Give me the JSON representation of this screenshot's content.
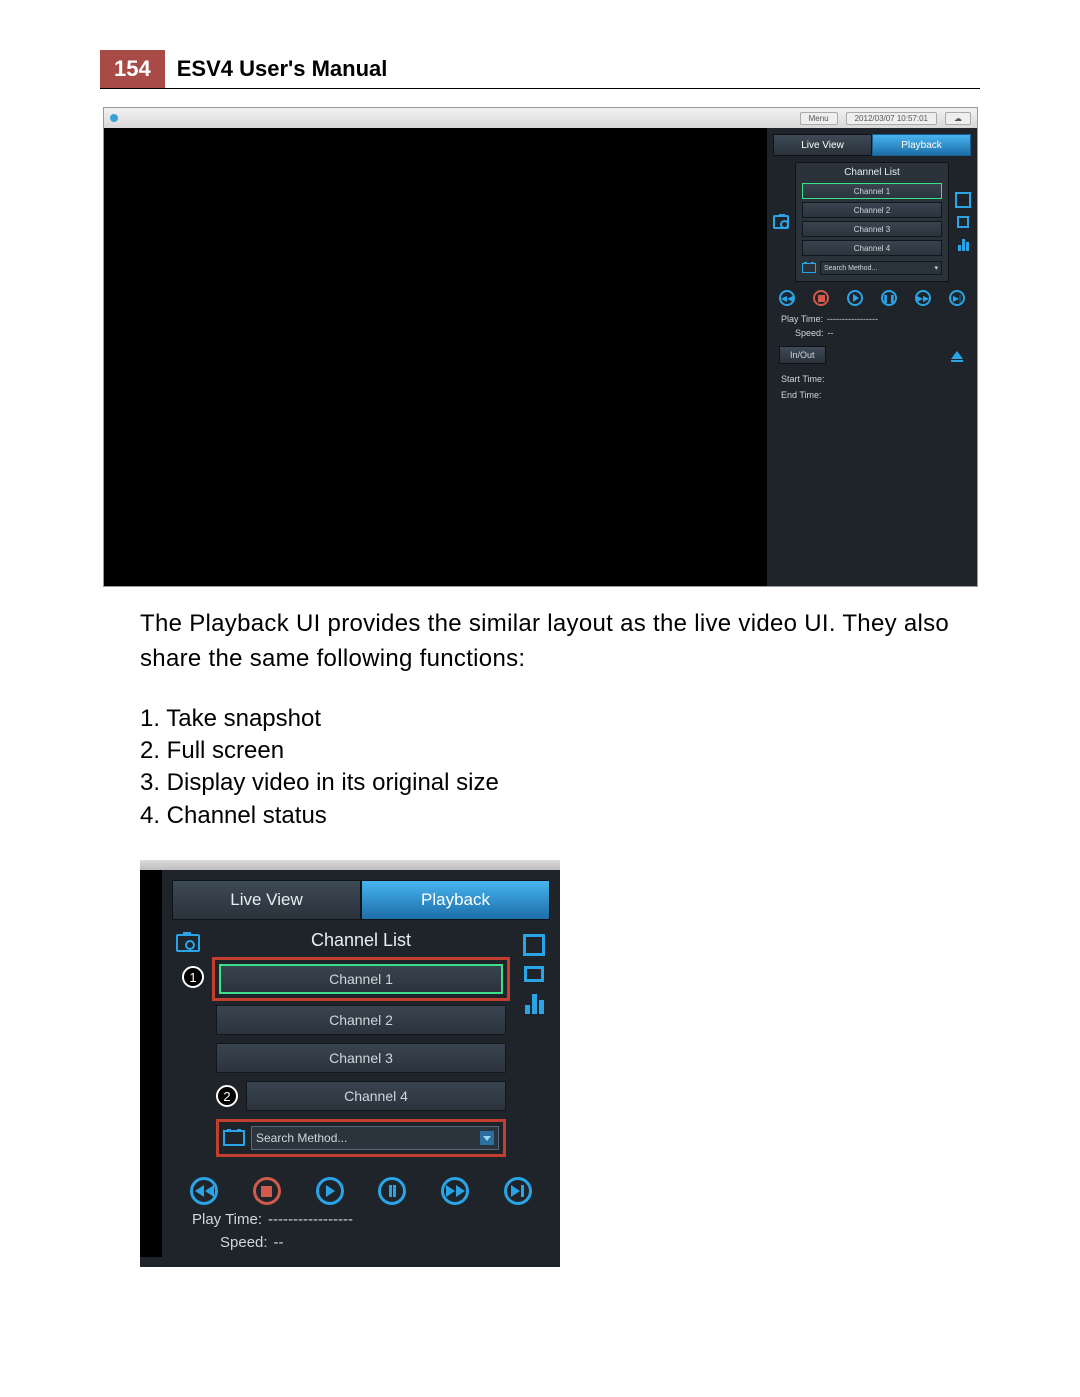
{
  "header": {
    "page_number": "154",
    "title": "ESV4 User's Manual"
  },
  "top_shot": {
    "titlebar": {
      "menu": "Menu",
      "datetime": "2012/03/07 10:57:01"
    },
    "modes": {
      "live": "Live View",
      "playback": "Playback"
    },
    "channel_list": {
      "title": "Channel List",
      "items": [
        "Channel 1",
        "Channel 2",
        "Channel 3",
        "Channel 4"
      ],
      "search": "Search Method..."
    },
    "info": {
      "play_time_label": "Play Time:",
      "play_time_value": "-----------------",
      "speed_label": "Speed:",
      "speed_value": "--",
      "inout": "In/Out",
      "start": "Start Time:",
      "end": "End Time:"
    }
  },
  "paragraph": "The Playback UI provides the similar layout as the live video UI. They also share the same following functions:",
  "list": {
    "i1": "1. Take snapshot",
    "i2": "2. Full screen",
    "i3": "3. Display video in its original size",
    "i4": "4. Channel status"
  },
  "btm_shot": {
    "modes": {
      "live": "Live View",
      "playback": "Playback"
    },
    "channel_list": {
      "title": "Channel List",
      "items": [
        "Channel 1",
        "Channel 2",
        "Channel 3",
        "Channel 4"
      ],
      "search": "Search Method..."
    },
    "callouts": {
      "c1": "1",
      "c2": "2"
    },
    "info": {
      "play_time_label": "Play Time:",
      "play_time_value": "-----------------",
      "speed_label": "Speed:",
      "speed_value": "--"
    }
  }
}
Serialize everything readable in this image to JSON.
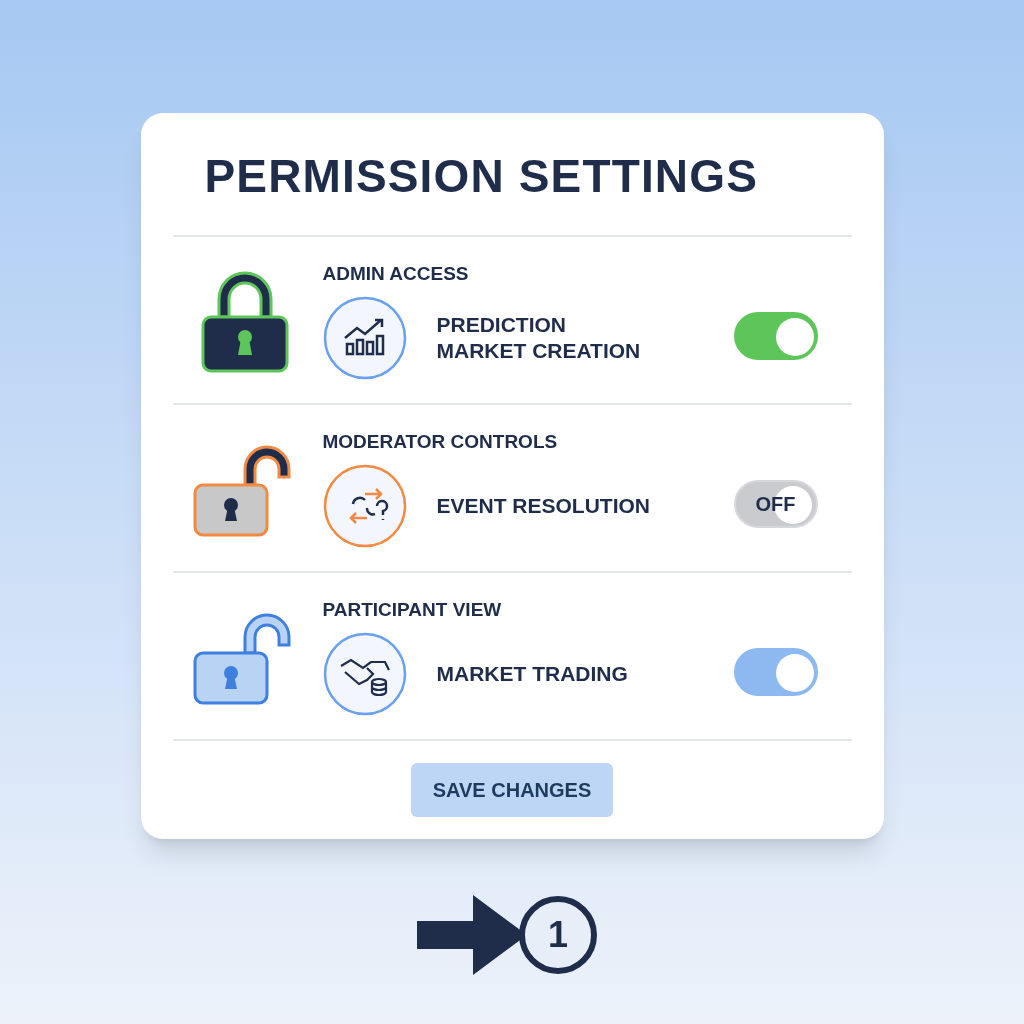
{
  "title": "PERMISSION SETTINGS",
  "rows": [
    {
      "role": "ADMIN ACCESS",
      "locked": true,
      "color": "#5ec55a",
      "feature": [
        "PREDICTION",
        "MARKET CREATION"
      ],
      "toggle": {
        "on": true
      }
    },
    {
      "role": "MODERATOR CONTROLS",
      "locked": false,
      "color": "#f08a44",
      "feature": [
        "EVENT RESOLUTION"
      ],
      "toggle": {
        "on": false,
        "label": "OFF"
      }
    },
    {
      "role": "PARTICIPANT VIEW",
      "locked": false,
      "color": "#3f7fdf",
      "feature": [
        "MARKET TRADING"
      ],
      "toggle": {
        "on": true
      }
    }
  ],
  "save_button": "SAVE CHANGES",
  "step_marker": "1"
}
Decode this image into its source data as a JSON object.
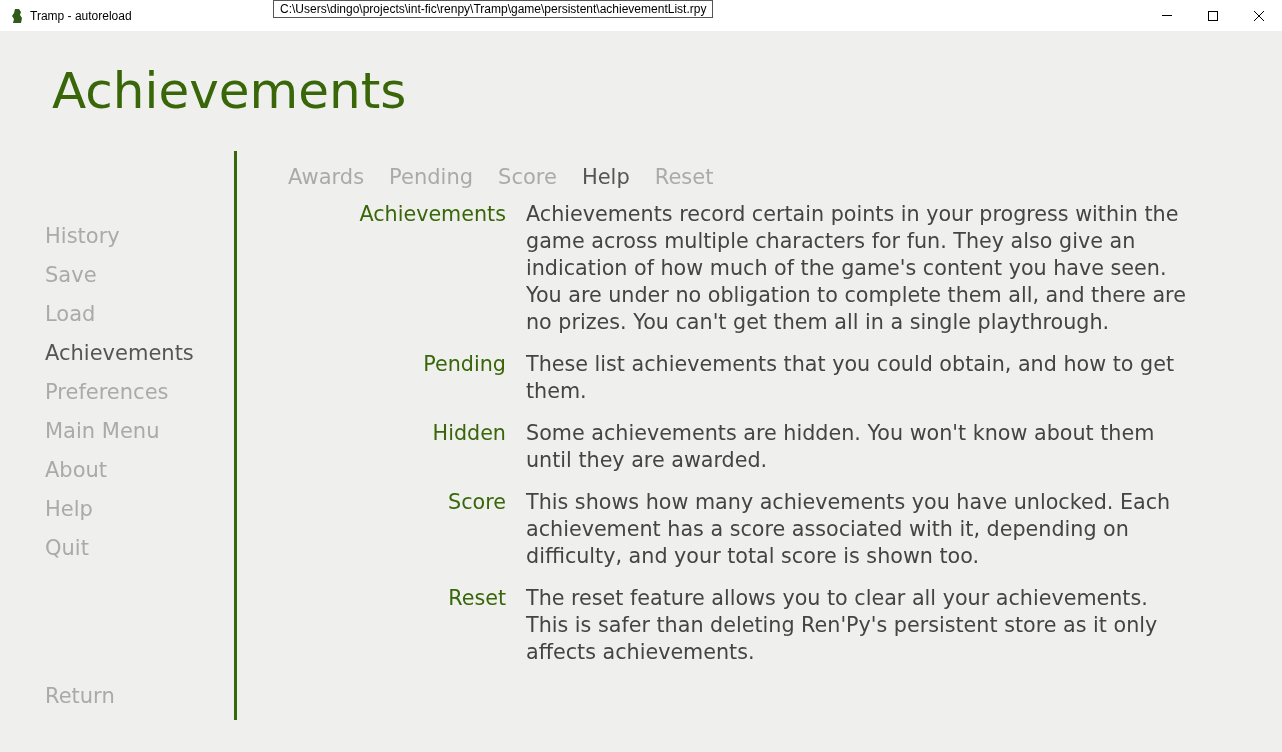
{
  "window": {
    "title": "Tramp - autoreload",
    "tooltip": "C:\\Users\\dingo\\projects\\int-fic\\renpy\\Tramp\\game\\persistent\\achievementList.rpy"
  },
  "heading": "Achievements",
  "sidebar": {
    "items": [
      {
        "label": "History",
        "selected": false
      },
      {
        "label": "Save",
        "selected": false
      },
      {
        "label": "Load",
        "selected": false
      },
      {
        "label": "Achievements",
        "selected": true
      },
      {
        "label": "Preferences",
        "selected": false
      },
      {
        "label": "Main Menu",
        "selected": false
      },
      {
        "label": "About",
        "selected": false
      },
      {
        "label": "Help",
        "selected": false
      },
      {
        "label": "Quit",
        "selected": false
      }
    ],
    "return": "Return"
  },
  "tabs": [
    {
      "label": "Awards",
      "selected": false
    },
    {
      "label": "Pending",
      "selected": false
    },
    {
      "label": "Score",
      "selected": false
    },
    {
      "label": "Help",
      "selected": true
    },
    {
      "label": "Reset",
      "selected": false
    }
  ],
  "help": [
    {
      "term": "Achievements",
      "paragraphs": [
        "Achievements record certain points in your progress within the game across multiple characters for fun. They also give an indication of how much of the game's content you have seen.",
        "You are under no obligation to complete them all, and there are no prizes. You can't get them all in a single playthrough."
      ]
    },
    {
      "term": "Pending",
      "paragraphs": [
        "These list achievements that you could obtain, and how to get them."
      ]
    },
    {
      "term": "Hidden",
      "paragraphs": [
        "Some achievements are hidden. You won't know about them until they are awarded."
      ]
    },
    {
      "term": "Score",
      "paragraphs": [
        "This shows how many achievements you have unlocked. Each achievement has a score associated with it, depending on difficulty, and your total score is shown too."
      ]
    },
    {
      "term": "Reset",
      "paragraphs": [
        "The reset feature allows you to clear all your achievements. This is safer than deleting Ren'Py's persistent store as it only affects achievements."
      ]
    }
  ]
}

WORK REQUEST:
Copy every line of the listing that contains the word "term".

EXPECTED ANSWER:
      "term": "Achievements",
      "term": "Pending",
      "term": "Hidden",
      "term": "Score",
      "term": "Reset",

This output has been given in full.